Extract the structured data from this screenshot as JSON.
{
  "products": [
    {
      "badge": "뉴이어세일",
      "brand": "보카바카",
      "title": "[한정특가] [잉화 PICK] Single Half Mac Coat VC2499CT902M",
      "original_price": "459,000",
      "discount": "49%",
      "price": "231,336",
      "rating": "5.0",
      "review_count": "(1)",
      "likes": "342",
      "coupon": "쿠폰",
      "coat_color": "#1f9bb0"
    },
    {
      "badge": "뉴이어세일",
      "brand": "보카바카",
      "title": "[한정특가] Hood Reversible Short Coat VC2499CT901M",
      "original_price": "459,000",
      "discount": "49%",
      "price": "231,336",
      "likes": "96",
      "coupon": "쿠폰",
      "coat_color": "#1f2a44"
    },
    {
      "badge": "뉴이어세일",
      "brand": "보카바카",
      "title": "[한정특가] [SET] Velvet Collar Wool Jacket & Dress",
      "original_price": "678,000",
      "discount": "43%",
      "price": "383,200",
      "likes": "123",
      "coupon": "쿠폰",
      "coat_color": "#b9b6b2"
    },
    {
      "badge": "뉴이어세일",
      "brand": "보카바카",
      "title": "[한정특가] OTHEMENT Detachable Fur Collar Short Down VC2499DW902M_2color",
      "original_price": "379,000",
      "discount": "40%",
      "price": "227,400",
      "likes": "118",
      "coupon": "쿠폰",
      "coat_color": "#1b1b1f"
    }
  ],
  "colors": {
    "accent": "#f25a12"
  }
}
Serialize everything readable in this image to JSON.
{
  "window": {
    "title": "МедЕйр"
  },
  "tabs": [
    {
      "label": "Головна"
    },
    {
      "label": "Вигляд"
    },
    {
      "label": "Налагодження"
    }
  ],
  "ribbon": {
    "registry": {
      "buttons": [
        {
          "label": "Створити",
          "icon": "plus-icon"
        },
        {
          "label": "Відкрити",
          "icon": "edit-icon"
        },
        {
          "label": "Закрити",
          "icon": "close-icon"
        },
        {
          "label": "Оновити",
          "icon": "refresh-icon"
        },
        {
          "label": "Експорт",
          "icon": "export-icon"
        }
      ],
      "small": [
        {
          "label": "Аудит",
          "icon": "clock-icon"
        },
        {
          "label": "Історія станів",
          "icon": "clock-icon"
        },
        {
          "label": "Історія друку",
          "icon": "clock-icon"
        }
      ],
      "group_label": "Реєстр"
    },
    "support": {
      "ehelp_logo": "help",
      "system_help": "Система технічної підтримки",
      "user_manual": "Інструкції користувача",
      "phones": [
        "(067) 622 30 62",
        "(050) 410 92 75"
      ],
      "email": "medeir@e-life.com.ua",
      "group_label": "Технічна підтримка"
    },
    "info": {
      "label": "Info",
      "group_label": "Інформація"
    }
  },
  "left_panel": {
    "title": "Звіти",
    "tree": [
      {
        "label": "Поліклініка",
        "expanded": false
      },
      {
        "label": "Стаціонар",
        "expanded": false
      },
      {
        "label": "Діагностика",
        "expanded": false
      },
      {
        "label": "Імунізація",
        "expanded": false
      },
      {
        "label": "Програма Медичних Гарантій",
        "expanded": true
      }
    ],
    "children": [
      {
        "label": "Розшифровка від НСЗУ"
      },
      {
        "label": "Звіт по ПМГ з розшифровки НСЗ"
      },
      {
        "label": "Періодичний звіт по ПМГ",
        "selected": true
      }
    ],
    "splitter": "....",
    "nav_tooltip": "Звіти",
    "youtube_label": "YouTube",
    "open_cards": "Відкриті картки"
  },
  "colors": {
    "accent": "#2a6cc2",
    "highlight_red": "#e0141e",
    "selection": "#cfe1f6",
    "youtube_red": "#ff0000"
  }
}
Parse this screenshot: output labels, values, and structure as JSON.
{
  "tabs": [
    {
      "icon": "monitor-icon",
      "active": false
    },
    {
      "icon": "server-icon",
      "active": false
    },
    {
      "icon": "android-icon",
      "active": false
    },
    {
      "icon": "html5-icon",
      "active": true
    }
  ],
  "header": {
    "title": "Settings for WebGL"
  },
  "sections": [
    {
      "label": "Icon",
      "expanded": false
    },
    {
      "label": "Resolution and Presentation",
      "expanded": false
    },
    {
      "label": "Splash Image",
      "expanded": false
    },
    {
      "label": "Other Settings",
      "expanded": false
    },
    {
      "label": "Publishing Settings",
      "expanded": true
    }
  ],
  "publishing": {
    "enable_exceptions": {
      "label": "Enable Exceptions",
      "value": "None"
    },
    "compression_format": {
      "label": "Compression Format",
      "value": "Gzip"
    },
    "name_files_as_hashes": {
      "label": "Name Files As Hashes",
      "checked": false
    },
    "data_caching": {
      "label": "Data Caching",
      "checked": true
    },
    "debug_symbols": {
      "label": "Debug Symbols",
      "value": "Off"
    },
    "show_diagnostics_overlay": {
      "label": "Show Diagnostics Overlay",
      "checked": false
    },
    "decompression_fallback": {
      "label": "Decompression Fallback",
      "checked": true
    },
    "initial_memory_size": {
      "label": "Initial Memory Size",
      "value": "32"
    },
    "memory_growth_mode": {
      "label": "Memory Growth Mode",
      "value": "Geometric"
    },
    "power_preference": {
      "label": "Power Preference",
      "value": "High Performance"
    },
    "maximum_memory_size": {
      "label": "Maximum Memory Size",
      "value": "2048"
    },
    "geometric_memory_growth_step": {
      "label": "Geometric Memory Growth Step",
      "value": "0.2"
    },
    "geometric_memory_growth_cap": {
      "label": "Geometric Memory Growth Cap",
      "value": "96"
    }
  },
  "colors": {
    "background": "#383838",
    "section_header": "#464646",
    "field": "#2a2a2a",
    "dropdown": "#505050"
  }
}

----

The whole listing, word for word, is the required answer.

_TASK ANSWER:_
Extract the structured data from this screenshot as JSON.
{
  "products": [
    {
      "badge": "뉴이어세일",
      "brand": "보카바카",
      "title": "[한정특가] [잉화 PICK] Single Half Mac Coat VC2499CT902M",
      "original_price": "459,000",
      "discount": "49%",
      "price": "231,336",
      "rating": "5.0",
      "review_count": "(1)",
      "likes": "342",
      "coupon": "쿠폰",
      "coat_color": "#1f9bb0"
    },
    {
      "badge": "뉴이어세일",
      "brand": "보카바카",
      "title": "[한정특가] Hood Reversible Short Coat VC2499CT901M",
      "original_price": "459,000",
      "discount": "49%",
      "price": "231,336",
      "likes": "96",
      "coupon": "쿠폰",
      "coat_color": "#1f2a44"
    },
    {
      "badge": "뉴이어세일",
      "brand": "보카바카",
      "title": "[한정특가] [SET] Velvet Collar Wool Jacket & Dress",
      "original_price": "678,000",
      "discount": "43%",
      "price": "383,200",
      "likes": "123",
      "coupon": "쿠폰",
      "coat_color": "#b9b6b2"
    },
    {
      "badge": "뉴이어세일",
      "brand": "보카바카",
      "title": "[한정특가] OTHEMENT Detachable Fur Collar Short Down VC2499DW902M_2color",
      "original_price": "379,000",
      "discount": "40%",
      "price": "227,400",
      "likes": "118",
      "coupon": "쿠폰",
      "coat_color": "#1b1b1f"
    }
  ],
  "colors": {
    "accent": "#f25a12"
  }
}
Serialize everything readable in this image to JSON.
{
  "window": {
    "title": "МедЕйр"
  },
  "tabs": [
    {
      "label": "Головна"
    },
    {
      "label": "Вигляд"
    },
    {
      "label": "Налагодження"
    }
  ],
  "ribbon": {
    "registry": {
      "buttons": [
        {
          "label": "Створити",
          "icon": "plus-icon"
        },
        {
          "label": "Відкрити",
          "icon": "edit-icon"
        },
        {
          "label": "Закрити",
          "icon": "close-icon"
        },
        {
          "label": "Оновити",
          "icon": "refresh-icon"
        },
        {
          "label": "Експорт",
          "icon": "export-icon"
        }
      ],
      "small": [
        {
          "label": "Аудит",
          "icon": "clock-icon"
        },
        {
          "label": "Історія станів",
          "icon": "clock-icon"
        },
        {
          "label": "Історія друку",
          "icon": "clock-icon"
        }
      ],
      "group_label": "Реєстр"
    },
    "support": {
      "ehelp_logo": "help",
      "system_help": "Система технічної підтримки",
      "user_manual": "Інструкції користувача",
      "phones": [
        "(067) 622 30 62",
        "(050) 410 92 75"
      ],
      "email": "medeir@e-life.com.ua",
      "group_label": "Технічна підтримка"
    },
    "info": {
      "label": "Info",
      "group_label": "Інформація"
    }
  },
  "left_panel": {
    "title": "Звіти",
    "tree": [
      {
        "label": "Поліклініка",
        "expanded": false
      },
      {
        "label": "Стаціонар",
        "expanded": false
      },
      {
        "label": "Діагностика",
        "expanded": false
      },
      {
        "label": "Імунізація",
        "expanded": false
      },
      {
        "label": "Програма Медичних Гарантій",
        "expanded": true
      }
    ],
    "children": [
      {
        "label": "Розшифровка від НСЗУ"
      },
      {
        "label": "Звіт по ПМГ з розшифровки НСЗ"
      },
      {
        "label": "Періодичний звіт по ПМГ",
        "selected": true
      }
    ],
    "splitter": "....",
    "nav_tooltip": "Звіти",
    "youtube_label": "YouTube",
    "open_cards": "Відкриті картки"
  },
  "colors": {
    "accent": "#2a6cc2",
    "highlight_red": "#e0141e",
    "selection": "#cfe1f6",
    "youtube_red": "#ff0000"
  }
}
Parse this screenshot: output labels, values, and structure as JSON.
{
  "tabs": [
    {
      "icon": "monitor-icon",
      "active": false
    },
    {
      "icon": "server-icon",
      "active": false
    },
    {
      "icon": "android-icon",
      "active": false
    },
    {
      "icon": "html5-icon",
      "active": true
    }
  ],
  "header": {
    "title": "Settings for WebGL"
  },
  "sections": [
    {
      "label": "Icon",
      "expanded": false
    },
    {
      "label": "Resolution and Presentation",
      "expanded": false
    },
    {
      "label": "Splash Image",
      "expanded": false
    },
    {
      "label": "Other Settings",
      "expanded": false
    },
    {
      "label": "Publishing Settings",
      "expanded": true
    }
  ],
  "publishing": {
    "enable_exceptions": {
      "label": "Enable Exceptions",
      "value": "None"
    },
    "compression_format": {
      "label": "Compression Format",
      "value": "Gzip"
    },
    "name_files_as_hashes": {
      "label": "Name Files As Hashes",
      "checked": false
    },
    "data_caching": {
      "label": "Data Caching",
      "checked": true
    },
    "debug_symbols": {
      "label": "Debug Symbols",
      "value": "Off"
    },
    "show_diagnostics_overlay": {
      "label": "Show Diagnostics Overlay",
      "checked": false
    },
    "decompression_fallback": {
      "label": "Decompression Fallback",
      "checked": true
    },
    "initial_memory_size": {
      "label": "Initial Memory Size",
      "value": "32"
    },
    "memory_growth_mode": {
      "label": "Memory Growth Mode",
      "value": "Geometric"
    },
    "power_preference": {
      "label": "Power Preference",
      "value": "High Performance"
    },
    "maximum_memory_size": {
      "label": "Maximum Memory Size",
      "value": "2048"
    },
    "geometric_memory_growth_step": {
      "label": "Geometric Memory Growth Step",
      "value": "0.2"
    },
    "geometric_memory_growth_cap": {
      "label": "Geometric Memory Growth Cap",
      "value": "96"
    }
  },
  "colors": {
    "background": "#383838",
    "section_header": "#464646",
    "field": "#2a2a2a",
    "dropdown": "#505050"
  }
}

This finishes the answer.